Leave out the pictures and reproduce all of the data exactly.

=====

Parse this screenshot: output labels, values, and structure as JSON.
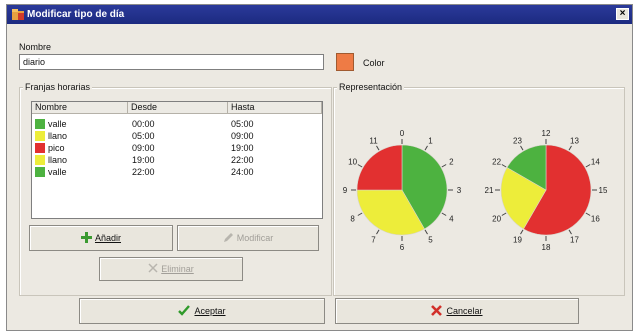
{
  "window": {
    "title": "Modificar tipo de día",
    "close": "×"
  },
  "nombre": {
    "label": "Nombre",
    "value": "diario"
  },
  "color": {
    "label": "Color",
    "value": "#ee7b45"
  },
  "franjas": {
    "label": "Franjas horarias",
    "columns": [
      "Nombre",
      "Desde",
      "Hasta"
    ],
    "rows": [
      {
        "nombre": "valle",
        "desde": "00:00",
        "hasta": "05:00",
        "color": "#4db240"
      },
      {
        "nombre": "llano",
        "desde": "05:00",
        "hasta": "09:00",
        "color": "#eded3a"
      },
      {
        "nombre": "pico",
        "desde": "09:00",
        "hasta": "19:00",
        "color": "#e23030"
      },
      {
        "nombre": "llano",
        "desde": "19:00",
        "hasta": "22:00",
        "color": "#eded3a"
      },
      {
        "nombre": "valle",
        "desde": "22:00",
        "hasta": "24:00",
        "color": "#4db240"
      }
    ]
  },
  "buttons": {
    "add": "Añadir",
    "modify": "Modificar",
    "delete": "Eliminar",
    "accept": "Aceptar",
    "cancel": "Cancelar"
  },
  "representacion": {
    "label": "Representación",
    "clock1_labels": [
      "0",
      "1",
      "2",
      "3",
      "4",
      "5",
      "6",
      "7",
      "8",
      "9",
      "10",
      "11"
    ],
    "clock2_labels": [
      "12",
      "13",
      "14",
      "15",
      "16",
      "17",
      "18",
      "19",
      "20",
      "21",
      "22",
      "23"
    ]
  }
}
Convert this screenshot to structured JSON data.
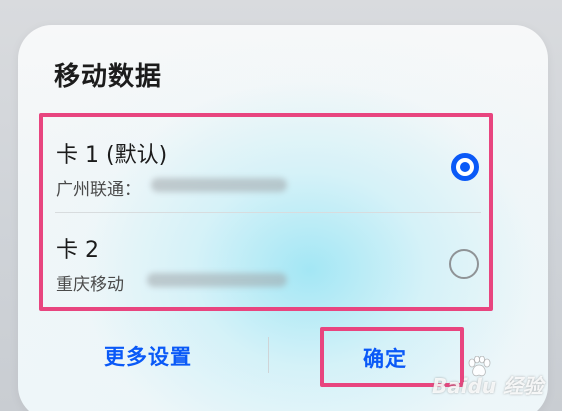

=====

» **EXERCISE ANSWER**:
Parse this screenshot: output labels, values, and structure as JSON.
{
  "window": {
    "title": "Modificar tipo de día",
    "close": "×"
  },
  "nombre": {
    "label": "Nombre",
    "value": "diario"
  },
  "color": {
    "label": "Color",
    "value": "#ee7b45"
  },
  "franjas": {
    "label": "Franjas horarias",
    "columns": [
      "Nombre",
      "Desde",
      "Hasta"
    ],
    "rows": [
      {
        "nombre": "valle",
        "desde": "00:00",
        "hasta": "05:00",
        "color": "#4db240"
      },
      {
        "nombre": "llano",
        "desde": "05:00",
        "hasta": "09:00",
        "color": "#eded3a"
      },
      {
        "nombre": "pico",
        "desde": "09:00",
        "hasta": "19:00",
        "color": "#e23030"
      },
      {
        "nombre": "llano",
        "desde": "19:00",
        "hasta": "22:00",
        "color": "#eded3a"
      },
      {
        "nombre": "valle",
        "desde": "22:00",
        "hasta": "24:00",
        "color": "#4db240"
      }
    ]
  },
  "buttons": {
    "add": "Añadir",
    "modify": "Modificar",
    "delete": "Eliminar",
    "accept": "Aceptar",
    "cancel": "Cancelar"
  },
  "representacion": {
    "label": "Representación",
    "clock1_labels": [
      "0",
      "1",
      "2",
      "3",
      "4",
      "5",
      "6",
      "7",
      "8",
      "9",
      "10",
      "11"
    ],
    "clock2_labels": [
      "12",
      "13",
      "14",
      "15",
      "16",
      "17",
      "18",
      "19",
      "20",
      "21",
      "22",
      "23"
    ]
  }
}
Convert this screenshot to structured JSON data.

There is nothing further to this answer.